╭─ DATA SHOWN

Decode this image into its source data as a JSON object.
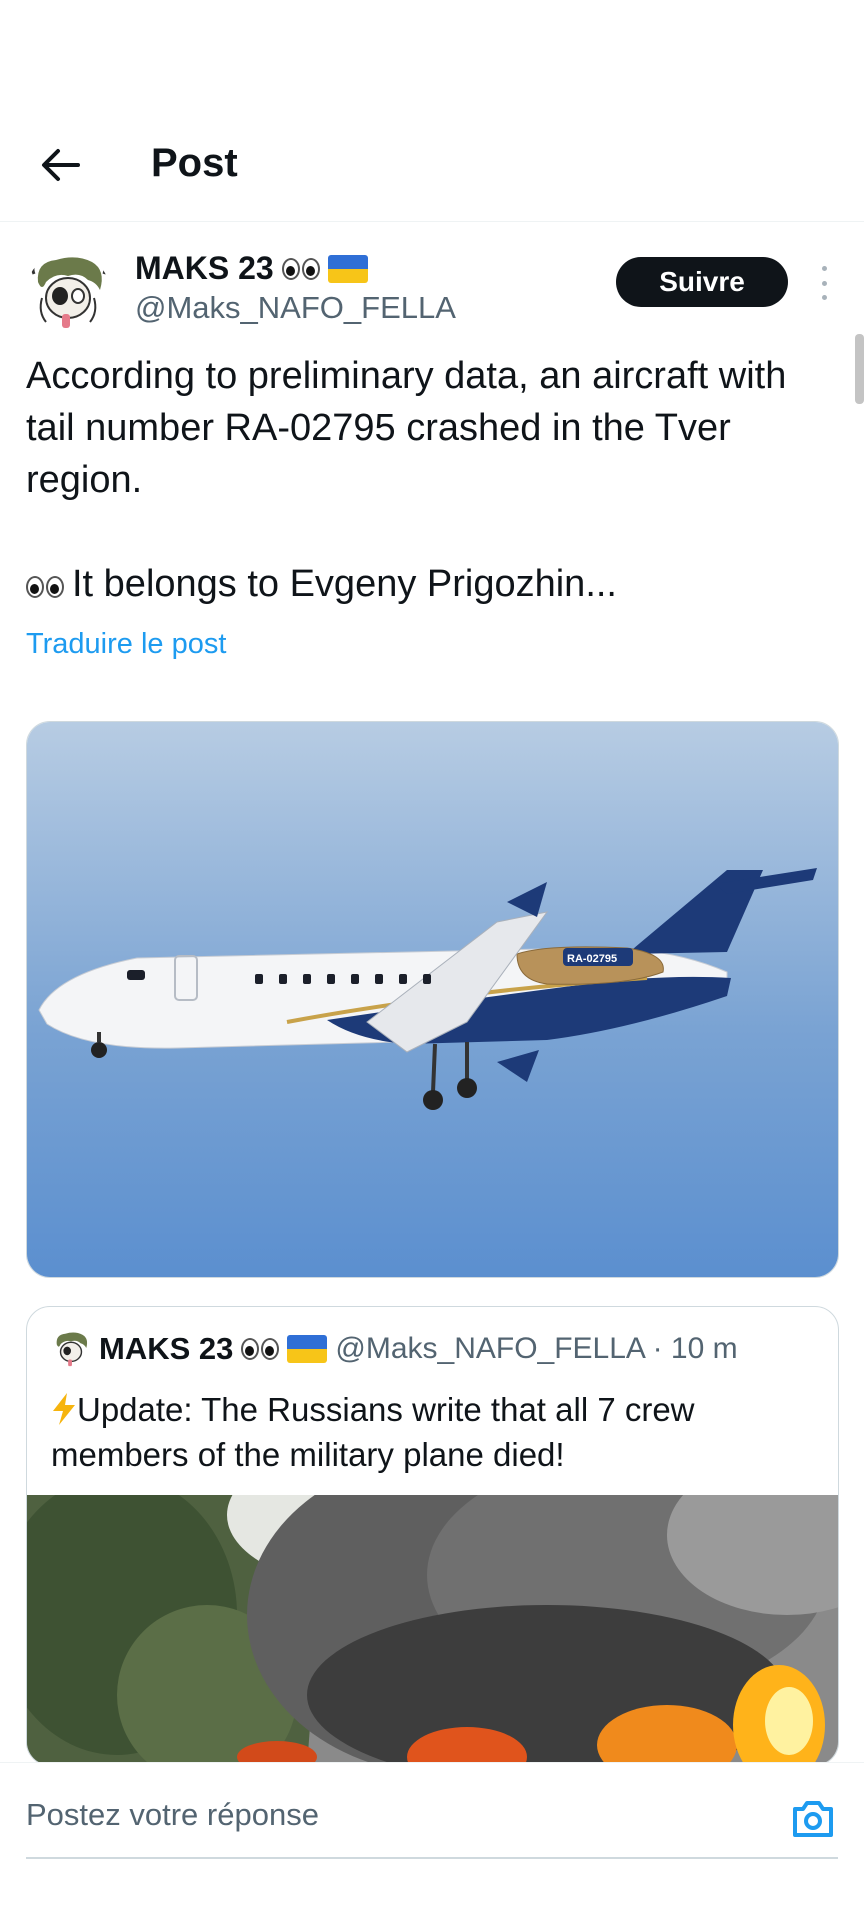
{
  "header": {
    "title": "Post",
    "back_icon": "arrow-left-icon"
  },
  "author": {
    "display_name": "MAKS 23",
    "name_emoji": [
      "eyes-emoji",
      "ukraine-flag-emoji"
    ],
    "handle": "@Maks_NAFO_FELLA",
    "follow_label": "Suivre"
  },
  "post": {
    "line1": "According to preliminary data, an aircraft with tail number RA-02795 crashed in the Tver region.",
    "line2": "It belongs to Evgeny Prigozhin...",
    "translate_label": "Traduire le post",
    "image_alt_tail": "RA-02795"
  },
  "quote": {
    "display_name": "MAKS 23",
    "handle_time": "@Maks_NAFO_FELLA · 10 m",
    "text": "Update: The Russians write that all 7 crew members of the military plane died!"
  },
  "reply": {
    "placeholder": "Postez votre réponse"
  },
  "colors": {
    "accent": "#1d9bf0",
    "text": "#0f1419",
    "muted": "#536471",
    "follow_bg": "#0f1419"
  }
}
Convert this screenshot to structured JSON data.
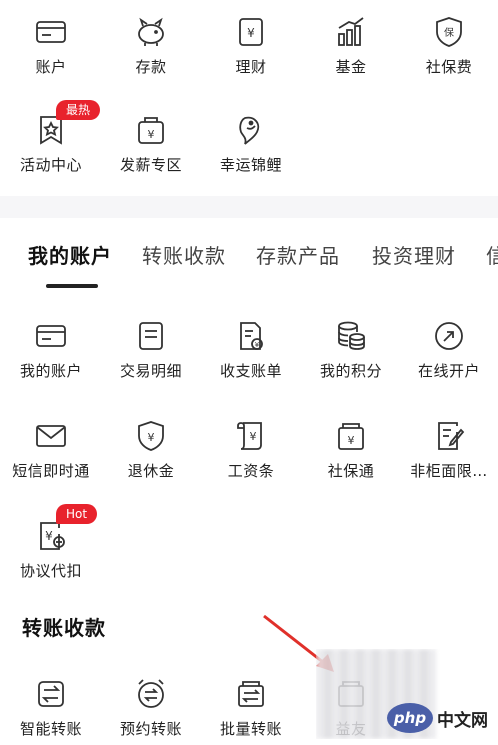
{
  "top_grid": [
    {
      "label": "账户",
      "icon": "card-icon"
    },
    {
      "label": "存款",
      "icon": "piggy-bank-icon"
    },
    {
      "label": "理财",
      "icon": "yen-box-icon"
    },
    {
      "label": "基金",
      "icon": "bar-growth-icon"
    },
    {
      "label": "社保费",
      "icon": "shield-bao-icon"
    },
    {
      "label": "活动中心",
      "icon": "star-flag-icon",
      "badge": "最热"
    },
    {
      "label": "发薪专区",
      "icon": "yen-bag-icon"
    },
    {
      "label": "幸运锦鲤",
      "icon": "koi-fish-icon"
    }
  ],
  "tabs": [
    "我的账户",
    "转账收款",
    "存款产品",
    "投资理财",
    "信"
  ],
  "account_grid": [
    {
      "label": "我的账户",
      "icon": "card-icon"
    },
    {
      "label": "交易明细",
      "icon": "list-doc-icon"
    },
    {
      "label": "收支账单",
      "icon": "bill-icon"
    },
    {
      "label": "我的积分",
      "icon": "coins-icon"
    },
    {
      "label": "在线开户",
      "icon": "open-account-icon"
    },
    {
      "label": "短信即时通",
      "icon": "mail-icon"
    },
    {
      "label": "退休金",
      "icon": "yen-shield-icon"
    },
    {
      "label": "工资条",
      "icon": "scroll-yen-icon"
    },
    {
      "label": "社保通",
      "icon": "yen-box-icon"
    },
    {
      "label": "非柜面限…",
      "icon": "edit-doc-icon"
    },
    {
      "label": "协议代扣",
      "icon": "yen-minus-icon",
      "badge": "Hot"
    }
  ],
  "transfer_section": {
    "title": "转账收款",
    "items": [
      {
        "label": "智能转账",
        "icon": "transfer-icon"
      },
      {
        "label": "预约转账",
        "icon": "alarm-transfer-icon"
      },
      {
        "label": "批量转账",
        "icon": "batch-transfer-icon"
      },
      {
        "label": "益友",
        "icon": "wallet-icon"
      }
    ]
  },
  "watermark": {
    "logo": "php",
    "text": "中文网"
  },
  "colors": {
    "badge": "#e8222c",
    "text": "#222222",
    "band": "#f6f6f8"
  }
}
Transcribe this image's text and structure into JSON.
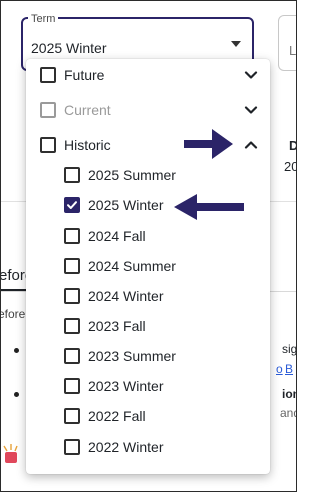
{
  "term_select": {
    "label": "Term",
    "value": "2025 Winter"
  },
  "menu": {
    "groups": [
      {
        "label": "Future",
        "checked": false,
        "disabled": false,
        "expanded": false
      },
      {
        "label": "Current",
        "checked": false,
        "disabled": true,
        "expanded": false
      },
      {
        "label": "Historic",
        "checked": false,
        "disabled": false,
        "expanded": true
      }
    ],
    "historic_options": [
      {
        "label": "2025 Summer",
        "checked": false
      },
      {
        "label": "2025 Winter",
        "checked": true
      },
      {
        "label": "2024 Fall",
        "checked": false
      },
      {
        "label": "2024 Summer",
        "checked": false
      },
      {
        "label": "2024 Winter",
        "checked": false
      },
      {
        "label": "2023 Fall",
        "checked": false
      },
      {
        "label": "2023 Summer",
        "checked": false
      },
      {
        "label": "2023 Winter",
        "checked": false
      },
      {
        "label": "2022 Fall",
        "checked": false
      },
      {
        "label": "2022 Winter",
        "checked": false
      }
    ]
  },
  "background": {
    "right_field_letter": "L",
    "right_heading_letter": "D",
    "right_value_fragment": "20",
    "tab_fragment": "efore",
    "para_fragment": "efore",
    "right_fragments": [
      "sig",
      "o",
      "B",
      "ion",
      "and"
    ],
    "bottom_fragment": "W"
  },
  "colors": {
    "accent": "#2b2468",
    "arrow": "#2b2468",
    "link": "#2a5bd7",
    "disabled": "#9a9a9a"
  }
}
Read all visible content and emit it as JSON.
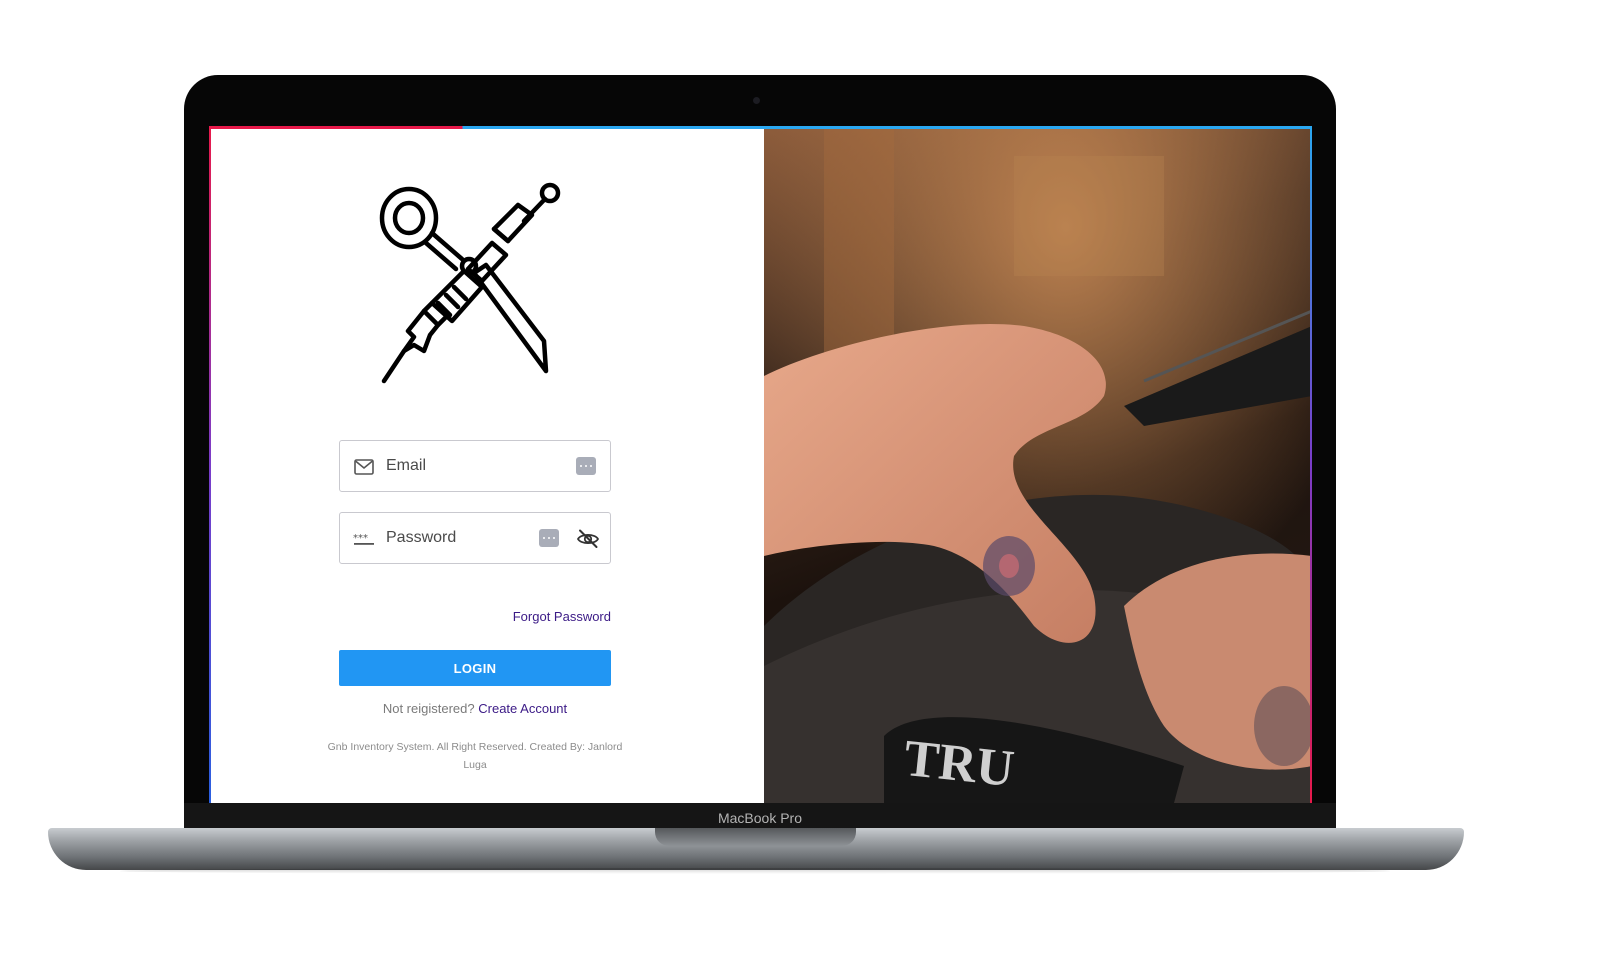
{
  "device": {
    "model_label": "MacBook Pro"
  },
  "login": {
    "email_placeholder": "Email",
    "password_placeholder": "Password",
    "forgot_password": "Forgot Password",
    "login_button": "LOGIN",
    "not_registered": "Not reigistered?",
    "create_account": "Create Account",
    "copyright": "Gnb Inventory System. All Right Reserved. Created By: Janlord Luga"
  },
  "icons": {
    "logo": "scissors-tattoo-machine-logo",
    "email_lead": "mail-icon",
    "password_lead": "password-dots-icon",
    "autofill": "autofill-key-icon",
    "visibility": "eye-off-icon"
  },
  "photo": {
    "brand_text": "TRU"
  },
  "colors": {
    "accent_blue": "#2196f3",
    "link_purple": "#3b1a86",
    "top_accent_red": "#e8194a",
    "top_accent_blue": "#2aa7f0"
  }
}
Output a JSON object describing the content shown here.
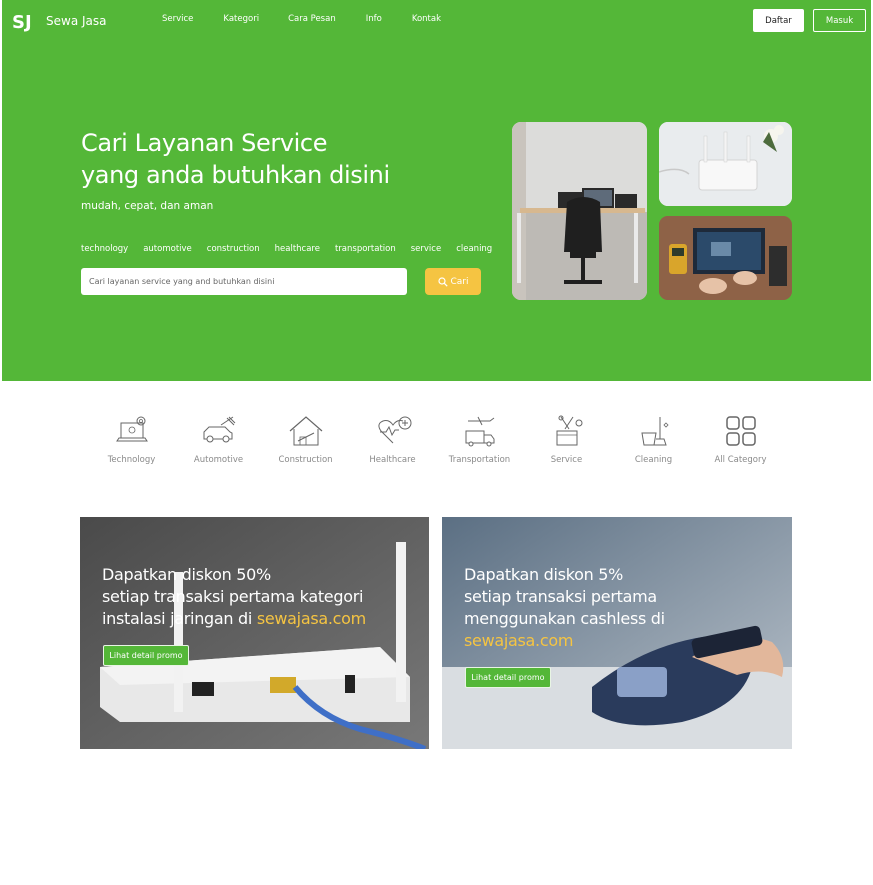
{
  "header": {
    "logo_mark": "SJ",
    "brand": "Sewa Jasa",
    "nav": [
      "Service",
      "Kategori",
      "Cara Pesan",
      "Info",
      "Kontak"
    ],
    "register_label": "Daftar",
    "login_label": "Masuk"
  },
  "hero": {
    "title_line1": "Cari Layanan Service",
    "title_line2": "yang anda butuhkan disini",
    "subtitle": "mudah, cepat, dan aman",
    "tags": [
      "technology",
      "automotive",
      "construction",
      "healthcare",
      "transportation",
      "service",
      "cleaning"
    ],
    "search_placeholder": "Cari layanan service yang and butuhkan disini",
    "search_button": "Cari"
  },
  "categories": [
    {
      "label": "Technology",
      "icon": "laptop-gear-icon"
    },
    {
      "label": "Automotive",
      "icon": "car-wrench-icon"
    },
    {
      "label": "Construction",
      "icon": "house-icon"
    },
    {
      "label": "Healthcare",
      "icon": "heart-plus-icon"
    },
    {
      "label": "Transportation",
      "icon": "plane-truck-icon"
    },
    {
      "label": "Service",
      "icon": "tools-box-icon"
    },
    {
      "label": "Cleaning",
      "icon": "bucket-mop-icon"
    },
    {
      "label": "All Category",
      "icon": "grid-icon"
    }
  ],
  "promos": [
    {
      "line1": "Dapatkan diskon 50%",
      "line2": "setiap transaksi pertama kategori",
      "line3_prefix": "instalasi jaringan di ",
      "highlight": "sewajasa.com",
      "button": "Lihat detail promo"
    },
    {
      "line1": "Dapatkan diskon 5%",
      "line2": "setiap transaksi pertama",
      "line3": "menggunakan cashless di",
      "highlight": "sewajasa.com",
      "button": "Lihat detail promo"
    }
  ],
  "colors": {
    "brand_green": "#54b738",
    "accent_yellow": "#f5c442"
  }
}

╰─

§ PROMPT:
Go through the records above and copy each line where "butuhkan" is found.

§ SOLUTION TO THIS EXERCISE:
    "title_line2": "yang anda butuhkan disini",
    "search_placeholder": "Cari layanan service yang and butuhkan disini",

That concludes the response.